• DIRECTIONS: Copy, from the entries below, each line in which the string "this" appears.

• DATASET CONTENT:
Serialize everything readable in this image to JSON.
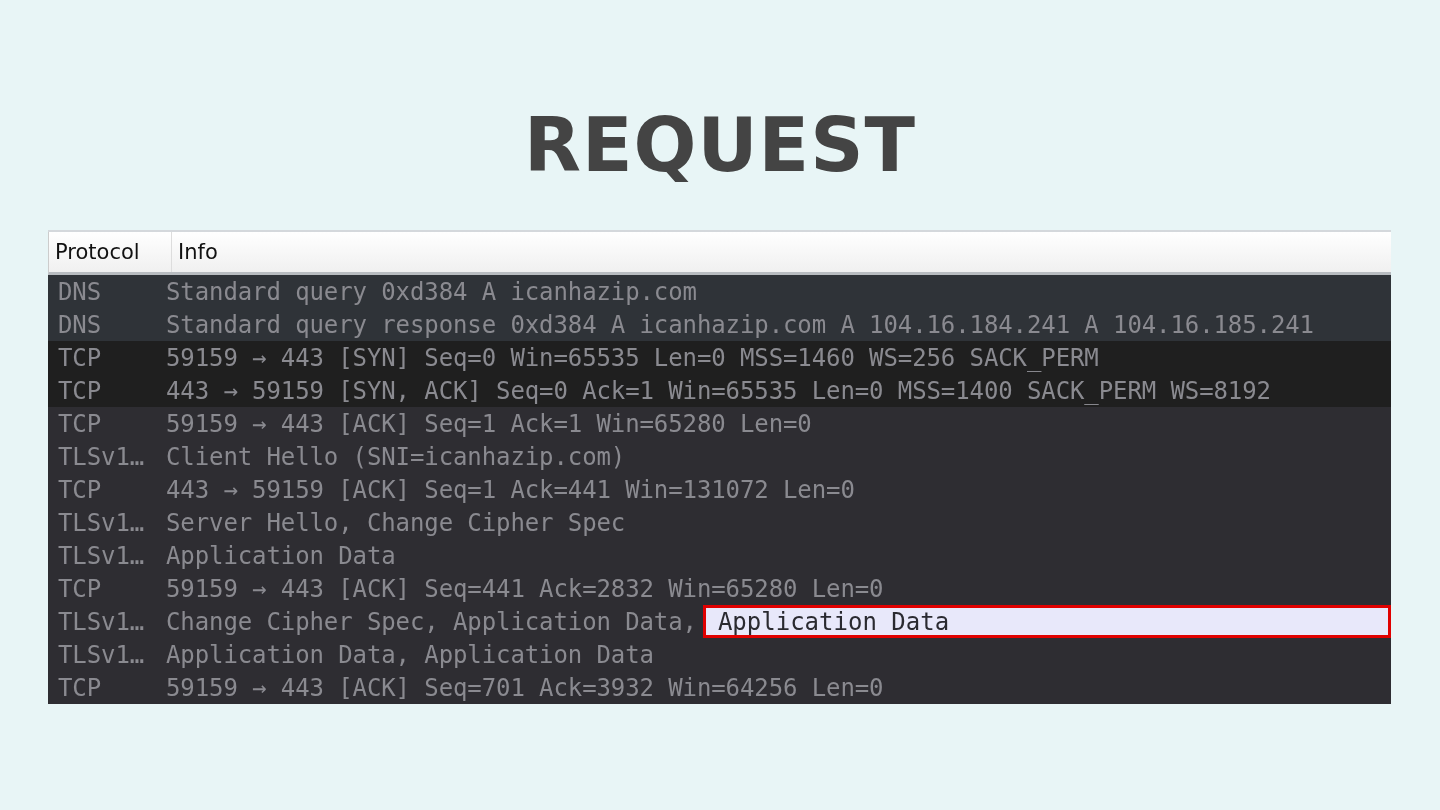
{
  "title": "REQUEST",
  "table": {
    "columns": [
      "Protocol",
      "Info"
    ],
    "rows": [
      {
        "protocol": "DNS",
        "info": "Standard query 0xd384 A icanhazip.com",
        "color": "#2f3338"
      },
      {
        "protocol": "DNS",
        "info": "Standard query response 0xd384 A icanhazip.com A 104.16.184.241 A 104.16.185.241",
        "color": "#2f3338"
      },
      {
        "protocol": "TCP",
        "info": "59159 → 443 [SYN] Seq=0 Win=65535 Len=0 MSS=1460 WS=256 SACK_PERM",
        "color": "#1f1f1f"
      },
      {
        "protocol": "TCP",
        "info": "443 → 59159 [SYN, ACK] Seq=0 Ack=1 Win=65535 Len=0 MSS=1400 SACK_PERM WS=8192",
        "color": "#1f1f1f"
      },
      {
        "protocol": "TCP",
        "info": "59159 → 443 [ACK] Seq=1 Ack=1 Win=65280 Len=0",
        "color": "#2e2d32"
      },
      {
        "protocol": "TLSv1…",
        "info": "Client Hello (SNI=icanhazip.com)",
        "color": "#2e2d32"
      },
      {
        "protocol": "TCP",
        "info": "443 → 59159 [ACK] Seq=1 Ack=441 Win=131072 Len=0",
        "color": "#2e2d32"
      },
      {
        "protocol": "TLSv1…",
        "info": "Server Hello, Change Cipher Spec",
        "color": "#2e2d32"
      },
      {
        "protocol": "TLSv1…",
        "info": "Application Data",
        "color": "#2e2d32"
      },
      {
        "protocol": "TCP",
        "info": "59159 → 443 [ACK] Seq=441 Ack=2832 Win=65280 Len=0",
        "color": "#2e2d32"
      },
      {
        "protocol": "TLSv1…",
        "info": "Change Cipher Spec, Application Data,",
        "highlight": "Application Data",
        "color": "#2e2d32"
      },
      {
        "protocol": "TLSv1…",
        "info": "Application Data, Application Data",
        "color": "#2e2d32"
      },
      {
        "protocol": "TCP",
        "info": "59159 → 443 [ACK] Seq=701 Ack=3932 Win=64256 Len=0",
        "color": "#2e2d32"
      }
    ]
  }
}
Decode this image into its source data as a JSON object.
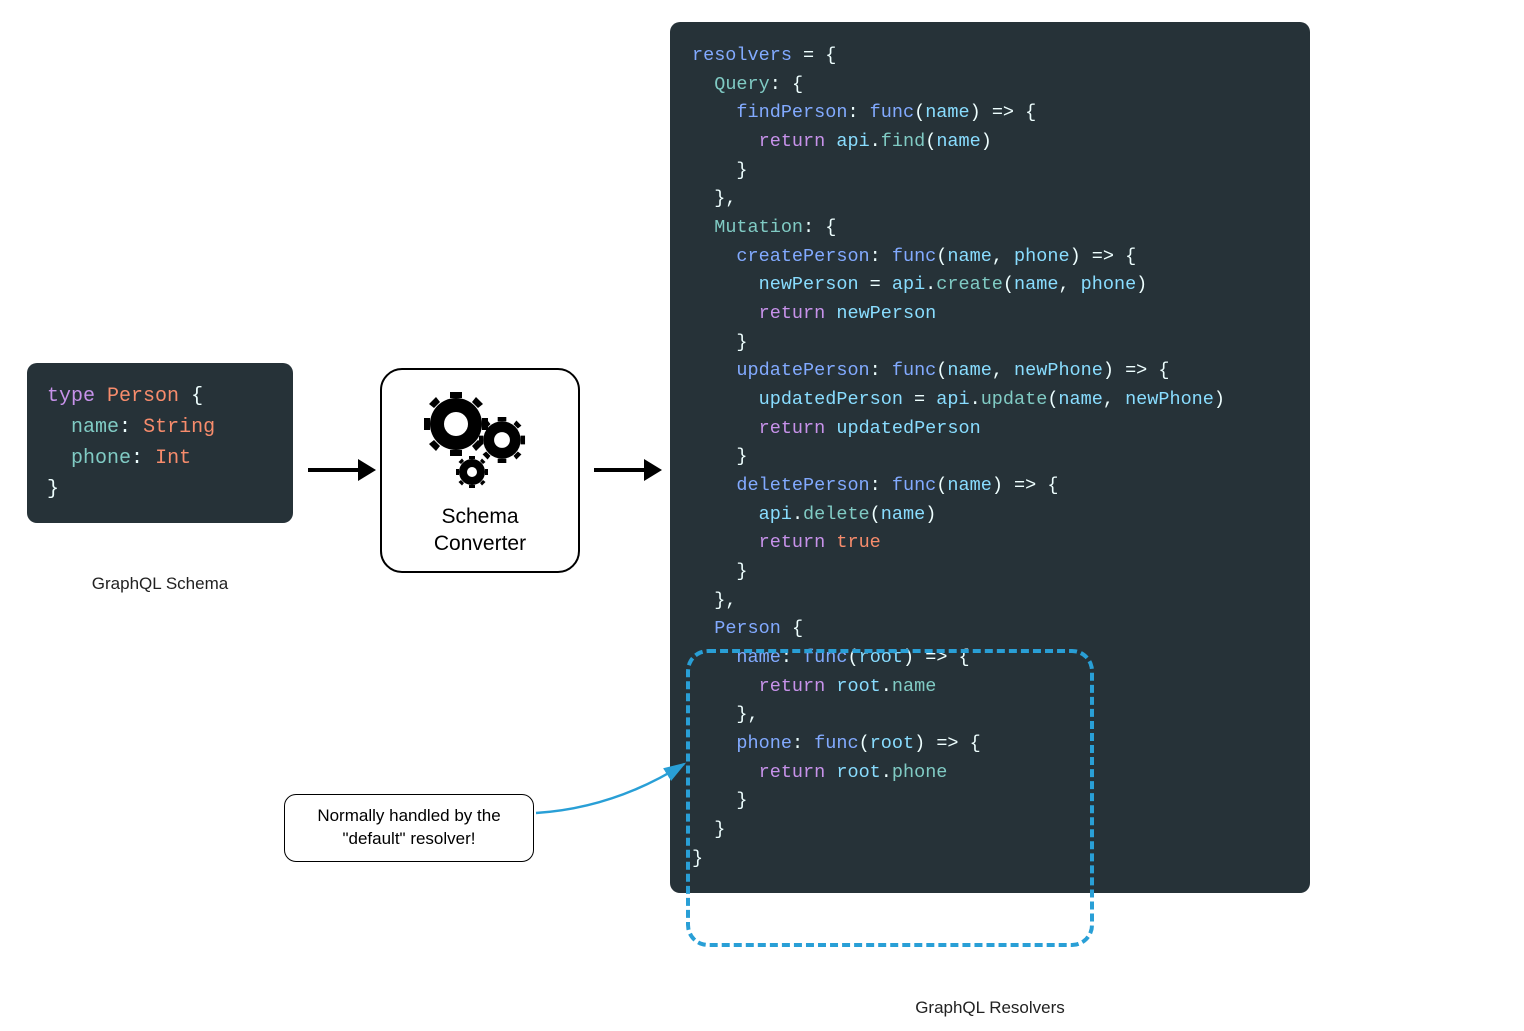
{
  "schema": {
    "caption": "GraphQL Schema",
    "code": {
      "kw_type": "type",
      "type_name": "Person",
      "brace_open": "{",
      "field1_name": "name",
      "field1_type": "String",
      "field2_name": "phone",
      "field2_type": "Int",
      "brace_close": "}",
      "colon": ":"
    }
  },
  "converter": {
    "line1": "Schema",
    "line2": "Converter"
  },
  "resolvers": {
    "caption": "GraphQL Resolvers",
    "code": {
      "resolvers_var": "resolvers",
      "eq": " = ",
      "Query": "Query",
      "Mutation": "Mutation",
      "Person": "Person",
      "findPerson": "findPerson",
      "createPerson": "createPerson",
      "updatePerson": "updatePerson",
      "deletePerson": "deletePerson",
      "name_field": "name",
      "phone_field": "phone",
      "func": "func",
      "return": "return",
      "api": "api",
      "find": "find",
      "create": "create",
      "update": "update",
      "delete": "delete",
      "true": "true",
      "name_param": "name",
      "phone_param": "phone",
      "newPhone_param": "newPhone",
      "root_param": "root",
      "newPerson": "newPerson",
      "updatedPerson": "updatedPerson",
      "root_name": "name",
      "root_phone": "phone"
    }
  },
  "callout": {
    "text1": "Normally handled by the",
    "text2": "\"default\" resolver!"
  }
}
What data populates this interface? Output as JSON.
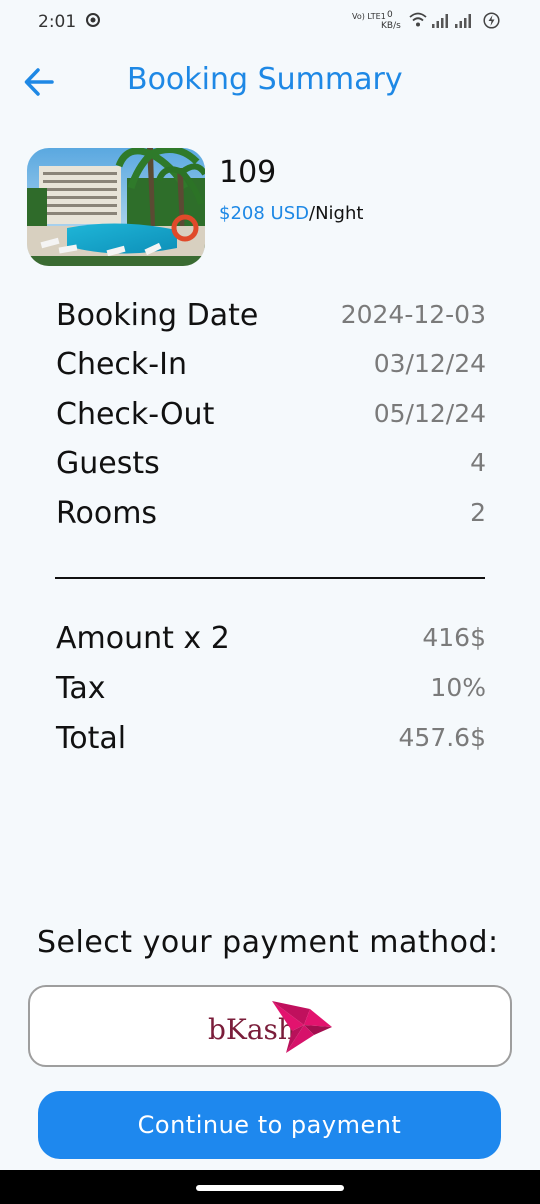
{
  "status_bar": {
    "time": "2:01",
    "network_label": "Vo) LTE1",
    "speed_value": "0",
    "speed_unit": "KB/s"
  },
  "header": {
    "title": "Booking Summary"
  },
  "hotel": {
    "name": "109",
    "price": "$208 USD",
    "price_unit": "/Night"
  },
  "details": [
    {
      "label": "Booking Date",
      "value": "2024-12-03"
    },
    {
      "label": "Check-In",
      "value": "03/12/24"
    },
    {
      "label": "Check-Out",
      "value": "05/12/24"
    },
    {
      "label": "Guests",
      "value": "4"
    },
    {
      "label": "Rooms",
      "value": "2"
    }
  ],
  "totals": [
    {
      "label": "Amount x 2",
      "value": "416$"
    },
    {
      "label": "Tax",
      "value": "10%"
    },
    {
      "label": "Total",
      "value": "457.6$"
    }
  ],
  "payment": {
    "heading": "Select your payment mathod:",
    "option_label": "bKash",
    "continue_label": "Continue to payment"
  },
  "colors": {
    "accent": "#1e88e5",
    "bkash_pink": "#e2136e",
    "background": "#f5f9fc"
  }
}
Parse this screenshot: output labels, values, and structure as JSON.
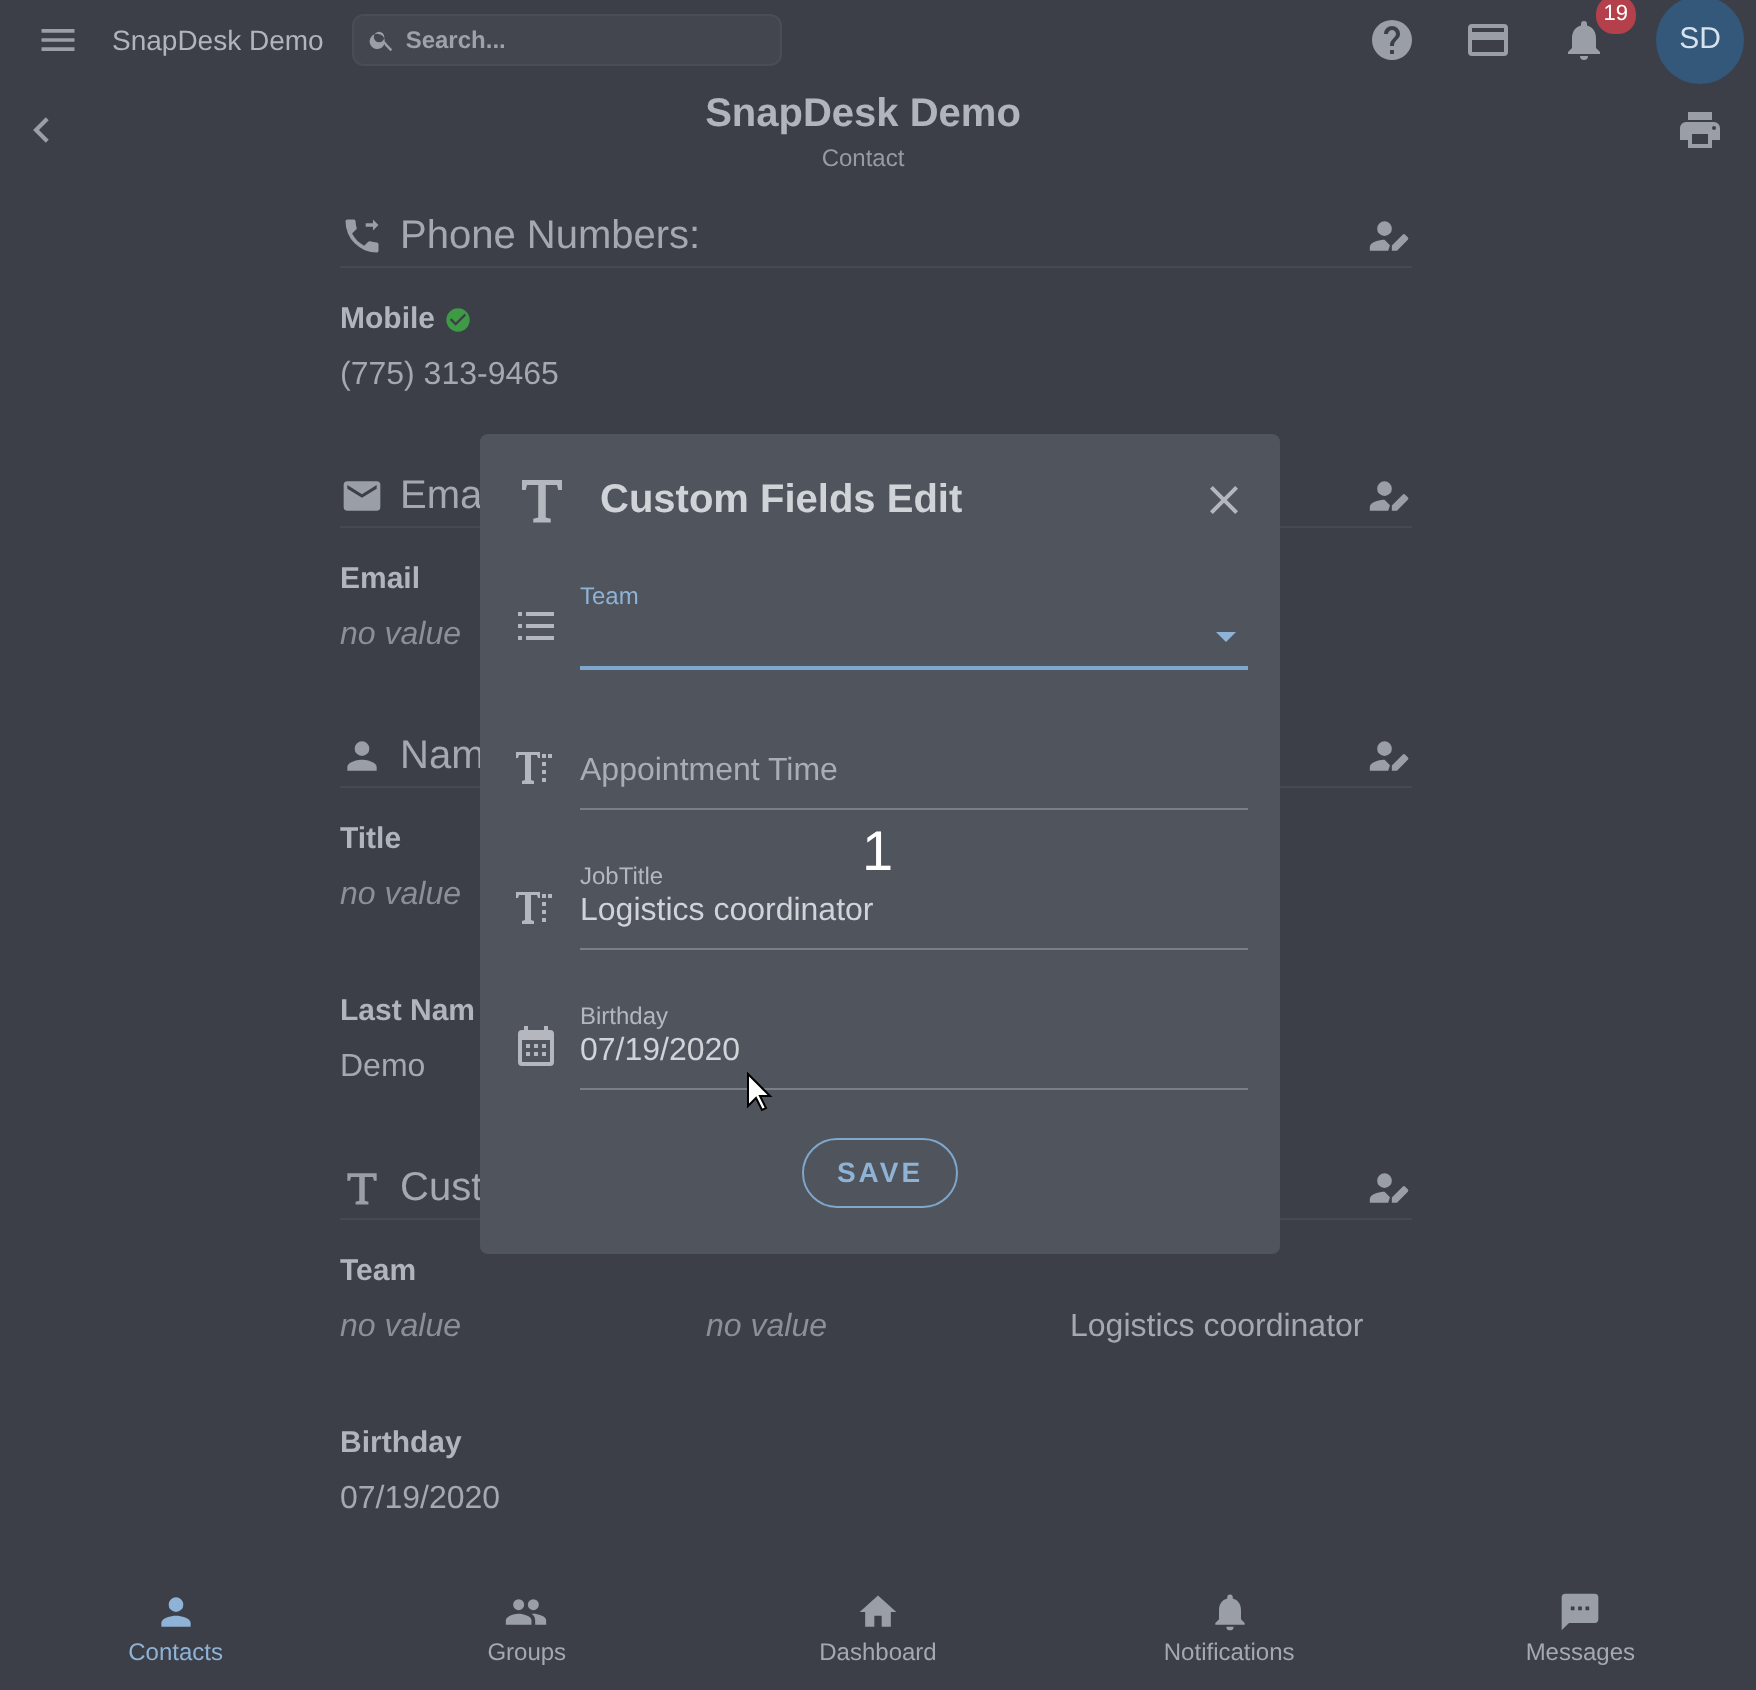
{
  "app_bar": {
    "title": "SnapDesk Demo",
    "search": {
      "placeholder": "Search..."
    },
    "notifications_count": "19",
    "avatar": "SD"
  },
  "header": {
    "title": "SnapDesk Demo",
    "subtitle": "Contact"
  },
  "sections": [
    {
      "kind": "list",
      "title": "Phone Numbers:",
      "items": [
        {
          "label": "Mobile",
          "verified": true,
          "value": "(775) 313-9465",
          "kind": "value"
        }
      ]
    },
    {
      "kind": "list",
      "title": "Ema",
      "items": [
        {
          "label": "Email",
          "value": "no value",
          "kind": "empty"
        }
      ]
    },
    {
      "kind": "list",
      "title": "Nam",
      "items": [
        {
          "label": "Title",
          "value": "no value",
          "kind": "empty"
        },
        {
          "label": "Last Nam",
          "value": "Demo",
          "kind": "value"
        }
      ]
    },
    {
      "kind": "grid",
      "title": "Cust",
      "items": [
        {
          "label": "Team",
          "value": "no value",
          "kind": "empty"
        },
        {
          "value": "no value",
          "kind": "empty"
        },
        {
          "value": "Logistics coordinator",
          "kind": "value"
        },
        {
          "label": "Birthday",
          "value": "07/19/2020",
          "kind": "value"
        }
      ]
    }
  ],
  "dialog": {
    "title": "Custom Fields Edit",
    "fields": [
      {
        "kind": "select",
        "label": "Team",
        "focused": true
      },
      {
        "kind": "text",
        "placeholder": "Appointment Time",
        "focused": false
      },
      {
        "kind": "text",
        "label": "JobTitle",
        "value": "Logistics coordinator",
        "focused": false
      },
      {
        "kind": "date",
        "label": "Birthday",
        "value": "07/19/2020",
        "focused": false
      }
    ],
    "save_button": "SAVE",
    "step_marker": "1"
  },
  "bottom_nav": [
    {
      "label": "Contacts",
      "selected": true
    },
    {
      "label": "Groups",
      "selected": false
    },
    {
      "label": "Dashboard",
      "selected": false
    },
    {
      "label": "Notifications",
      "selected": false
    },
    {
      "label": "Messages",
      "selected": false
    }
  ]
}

• TASK OUTPUT:
Serialize everything readable in this image to JSON.
Decode this image into its source data as a JSON object.
What data populates this interface? Output as JSON.
Parse this screenshot: output labels, values, and structure as JSON.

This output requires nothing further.